But I feel it’s probably one of those 80-20 things. If you can build 80 percent of the things, then the last part is just a bit of tweaking, like changing the color in your car model or what bits and bells and whistles do you want on it. That’s the brave green future that I envisage.
Nathan: What’s the next big challenge in nanotechnology that would enable some of the things we’re talking about? What can nanoscience do at the scale of, say, chemistry, material science, or physics that would contribute most to this vision of the future? What can we do today as a research project? What should we aim at? Is it mimicking photosynthetic processes? Which you’ve said we don’t really need to do because it already exists. What can we do to help?
Chris: I’m going back to this idea of information: sequence-controlled polymers. But at the same time, how do you do materials discovery? Linking together lots of different processes. Taking advantage of machine learning, which is in the book — this idea of how do you link materials discovery in different labs, getting lots of people collaborating.

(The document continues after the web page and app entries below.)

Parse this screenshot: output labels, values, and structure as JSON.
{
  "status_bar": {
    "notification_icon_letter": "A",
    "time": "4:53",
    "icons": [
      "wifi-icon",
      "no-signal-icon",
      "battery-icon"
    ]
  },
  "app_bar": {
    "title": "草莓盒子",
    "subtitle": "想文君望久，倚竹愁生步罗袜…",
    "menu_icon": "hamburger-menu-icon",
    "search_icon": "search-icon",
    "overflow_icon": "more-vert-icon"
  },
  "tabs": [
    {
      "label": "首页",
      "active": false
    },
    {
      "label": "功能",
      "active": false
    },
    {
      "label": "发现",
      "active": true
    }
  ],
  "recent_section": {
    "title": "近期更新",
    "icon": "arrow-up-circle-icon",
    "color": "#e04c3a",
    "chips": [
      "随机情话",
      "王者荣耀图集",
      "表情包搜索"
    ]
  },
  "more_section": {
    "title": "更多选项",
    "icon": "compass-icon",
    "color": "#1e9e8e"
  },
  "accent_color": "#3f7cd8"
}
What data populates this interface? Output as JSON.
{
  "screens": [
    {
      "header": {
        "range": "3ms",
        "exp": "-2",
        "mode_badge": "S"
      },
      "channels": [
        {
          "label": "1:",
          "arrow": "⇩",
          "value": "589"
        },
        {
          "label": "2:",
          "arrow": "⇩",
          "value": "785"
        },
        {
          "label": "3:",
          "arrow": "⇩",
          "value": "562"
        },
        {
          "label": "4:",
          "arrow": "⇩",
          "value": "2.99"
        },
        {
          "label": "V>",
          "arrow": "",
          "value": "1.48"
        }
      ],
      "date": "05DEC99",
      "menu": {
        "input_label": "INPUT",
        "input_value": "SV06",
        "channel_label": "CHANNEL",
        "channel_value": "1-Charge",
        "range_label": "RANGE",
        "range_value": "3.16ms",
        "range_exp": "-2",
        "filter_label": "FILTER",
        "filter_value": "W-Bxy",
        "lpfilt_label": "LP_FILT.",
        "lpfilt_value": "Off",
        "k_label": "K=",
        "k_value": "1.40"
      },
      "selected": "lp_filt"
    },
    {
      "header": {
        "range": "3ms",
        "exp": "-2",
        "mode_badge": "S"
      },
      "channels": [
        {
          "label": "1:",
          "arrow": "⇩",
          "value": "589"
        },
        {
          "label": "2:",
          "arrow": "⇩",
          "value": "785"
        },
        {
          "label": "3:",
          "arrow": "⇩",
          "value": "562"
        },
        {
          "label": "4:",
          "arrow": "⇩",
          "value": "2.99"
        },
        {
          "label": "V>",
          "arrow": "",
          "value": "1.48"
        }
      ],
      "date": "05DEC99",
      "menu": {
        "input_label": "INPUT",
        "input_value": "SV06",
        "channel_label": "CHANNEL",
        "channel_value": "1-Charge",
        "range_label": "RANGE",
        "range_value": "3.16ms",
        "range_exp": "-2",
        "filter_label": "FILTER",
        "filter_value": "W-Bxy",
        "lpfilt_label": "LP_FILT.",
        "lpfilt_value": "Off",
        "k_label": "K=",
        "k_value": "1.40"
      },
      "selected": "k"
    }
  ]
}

Nathan: Machine learning strategies at optimization, and having those in the machine or in the system.
Chris: Essentially, you’ve got to teach computers how to do chemistry.
Nathan: And have those processes aid us in discovery. I really like this quote in the artificial intelligence algorithms section. This is a quote from Alan Kay. “Some people worry that artificial intelligence will make us feel inferior, but then anybody in his right mind should have an inferiority complex every time he looks at a flower.”
So I think that absolutely nails it. And my experiences with working with people who are experts in this is that they very much want to hear from the chemist and the physicist. Your input is needed because it’s an iterative process of experimentation. Is there a way to get humans out of it totally? I don’t think that’s necessary. Like you said the other day, our brains are already a really great computer.
Chris: Maybe this will change in years to come. But I feel like what humans add is value judgments, about what is a good or a bad thing to do. We don’t always get that right. But we are capable of seeing many paths and finding specific paths through problems.
Nathan: We’re good at recognizing things based on a model that we’ve seen before. You can show a really young child a tennis ball, and say this is a ball, and they’ll recognize another ball in another room somewhere. Different color, different material, completely different size. It could be a red sphere the size of a building. And they’ll say, that’s a ball.
Whereas computers today struggle with that. They have to scan the entire room for the sphere and then model it somehow, whereas we can walk in and map things. So there’s a leap there. Between what we know of how that’s connected to the materials. You point that out really nicely.
Chris: It’s about using that kind of A.I. to give humans control of the materials in their immediate environment.
Nathan: Not by cataloging or scanning everybody’s face on earth, but by genuinely learning about how the world really is.
Brave Green World: How Science Can Save Our Planet is published by The MIT Press.